OAKLAND — Women earn “significantly” less money than men in Garrett County, according to Dr. B.J. Gallagher, chair of the Garrett County Commission for Women.
“Looking at the median earnings comparisons, it is significantly less in all areas for females, compared to males,” she told the Garrett County commissioners during the GCCW’s annual report last week.
Appointed by the commissioners, GCCW’s mission is to promote a positive image of women, advise county government, advance solutions and serve as a countywide resource to promote social, political and economic equality for women.
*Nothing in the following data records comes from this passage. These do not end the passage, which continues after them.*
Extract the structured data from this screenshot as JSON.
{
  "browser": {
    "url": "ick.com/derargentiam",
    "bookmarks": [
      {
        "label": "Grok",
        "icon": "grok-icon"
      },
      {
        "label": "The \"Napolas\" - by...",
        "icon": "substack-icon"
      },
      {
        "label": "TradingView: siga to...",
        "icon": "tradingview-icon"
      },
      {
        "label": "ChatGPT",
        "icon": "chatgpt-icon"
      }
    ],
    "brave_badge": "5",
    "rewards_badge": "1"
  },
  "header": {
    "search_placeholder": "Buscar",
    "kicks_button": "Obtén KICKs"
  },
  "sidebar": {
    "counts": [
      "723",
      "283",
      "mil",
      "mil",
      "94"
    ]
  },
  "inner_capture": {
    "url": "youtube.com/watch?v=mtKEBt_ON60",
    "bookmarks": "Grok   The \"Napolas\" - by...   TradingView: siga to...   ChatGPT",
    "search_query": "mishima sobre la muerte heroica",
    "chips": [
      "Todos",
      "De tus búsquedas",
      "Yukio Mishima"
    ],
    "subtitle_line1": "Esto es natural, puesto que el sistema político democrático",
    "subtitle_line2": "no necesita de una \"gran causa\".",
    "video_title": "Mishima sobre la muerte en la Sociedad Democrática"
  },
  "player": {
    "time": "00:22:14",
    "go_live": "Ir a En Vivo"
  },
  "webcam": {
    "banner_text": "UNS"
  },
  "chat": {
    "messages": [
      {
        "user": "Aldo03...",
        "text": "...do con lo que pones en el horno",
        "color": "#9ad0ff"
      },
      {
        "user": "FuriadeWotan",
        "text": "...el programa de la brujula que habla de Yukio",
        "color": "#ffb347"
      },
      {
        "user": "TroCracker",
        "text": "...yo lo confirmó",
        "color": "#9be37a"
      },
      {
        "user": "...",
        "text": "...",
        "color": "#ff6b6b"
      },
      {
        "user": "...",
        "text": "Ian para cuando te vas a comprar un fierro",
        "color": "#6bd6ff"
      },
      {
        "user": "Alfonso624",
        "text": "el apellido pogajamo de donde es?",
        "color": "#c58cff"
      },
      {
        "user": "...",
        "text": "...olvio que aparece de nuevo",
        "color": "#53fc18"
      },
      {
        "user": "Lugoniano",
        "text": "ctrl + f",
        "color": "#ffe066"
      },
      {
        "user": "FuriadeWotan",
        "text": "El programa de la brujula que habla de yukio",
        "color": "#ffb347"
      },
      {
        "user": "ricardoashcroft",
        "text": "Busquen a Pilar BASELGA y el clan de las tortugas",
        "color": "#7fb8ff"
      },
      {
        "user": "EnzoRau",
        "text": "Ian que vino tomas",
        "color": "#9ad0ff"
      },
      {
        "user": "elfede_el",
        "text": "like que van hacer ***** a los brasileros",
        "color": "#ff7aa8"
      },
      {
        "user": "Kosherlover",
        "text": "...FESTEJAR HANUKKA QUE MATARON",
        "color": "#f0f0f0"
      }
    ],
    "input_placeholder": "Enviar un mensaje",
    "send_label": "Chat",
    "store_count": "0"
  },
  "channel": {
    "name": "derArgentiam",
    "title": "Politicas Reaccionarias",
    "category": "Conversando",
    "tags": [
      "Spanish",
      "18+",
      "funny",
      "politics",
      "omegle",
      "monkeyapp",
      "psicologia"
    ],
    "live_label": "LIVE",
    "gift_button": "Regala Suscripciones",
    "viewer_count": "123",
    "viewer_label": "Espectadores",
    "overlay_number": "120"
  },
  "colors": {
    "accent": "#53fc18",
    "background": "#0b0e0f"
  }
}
Gallagher said her group is monitoring statistics that deal with the county’s female population.
Based on U.S. Census Bureau information, the overall annual median earning for women age 25 and older is $24,515. It’s $35,798 for men. In the category “less than high school graduate,” women make $13,889, compared to $25,262 for men. The average income for a woman with graduate and professional degrees is $48,417, while a man’s is $62,019.
“When you look at economic development and those kinds of ideas, that’s something that we would like you to keep in mind,” Gallagher told the commissioners.
She noted that women and girls make up 50.5 percent of Garrett County’s population, and 52 percent of the county’s workforce is women.
Other recent data presented include:
• 36.7 percent of the births in 2016 were to women living below the poverty level.
• 63.6 percent of children live with families where all parents work.
• 448 grandparents live with grandchildren who are under age 18.
• 84.5 percent of those served by the Dove Center are women and girls (fiscal years 2013-17).
“We’re hoping to keep all of these statistics up to date as we move forward,” Gallagher said. “We’ll present them to you annually, as well.”
She also reported that the GCCW’s recent Voices of Women Listening Tour included discussions about human trafficking in Maryland.
“In 2016, an agency report looked at the fact that the numbers are really increasing,” Gallagher said, noting that interstates 270, 70 and 95 play key roles in the trafficking of women and children.
She pointed out that Hagerstown seems to be Maryland’s current “hot spot” for the crime.
“But that doesn’t mean it’s not going to shift,” Gallagher said. “Anytime you have heavy truck traffic, which we do on I-68, there’s always (that) potential.”
The chairwoman indicated she wanted to make sure the commissioners were aware of the issue because of Washington County’s proximity to Garrett County.
Gallagher thanked the commissioners for increasing GCCW’s funding. They allocated $4,000 this fiscal year. In FY 2018, the amount was $3,500. The previous year’s allocation was $3,000.
“We’ll be able to actually give more scholarships this go-round,” Gallagher said.
Each year the organization provides up to five $500 scholarships to Garrett County women age 20 and over. The new Maureen R. Sharps Scholarship awards $5,000 to one local woman. The recipients are usually announced at the GCCW’s annual Women’s Hall of Fame induction ceremony, with the next one scheduled for May 4.
A new award will be presented during the event.
“It’s going to be for the Garrett County Woman of Tomorrow,” Gallagher said. “So we’re looking at youngsters anywhere from grades seven through 12 who exemplify community service. So, that’s something on the horizon.
“Thank you for what you’re doing and keep up the good work,” Commissioner Paul Edwards told her.
For more information, visit gccw.info.
Staff writer Renée Shreve can be reached at 301-501-8394 or by email at email@example.com.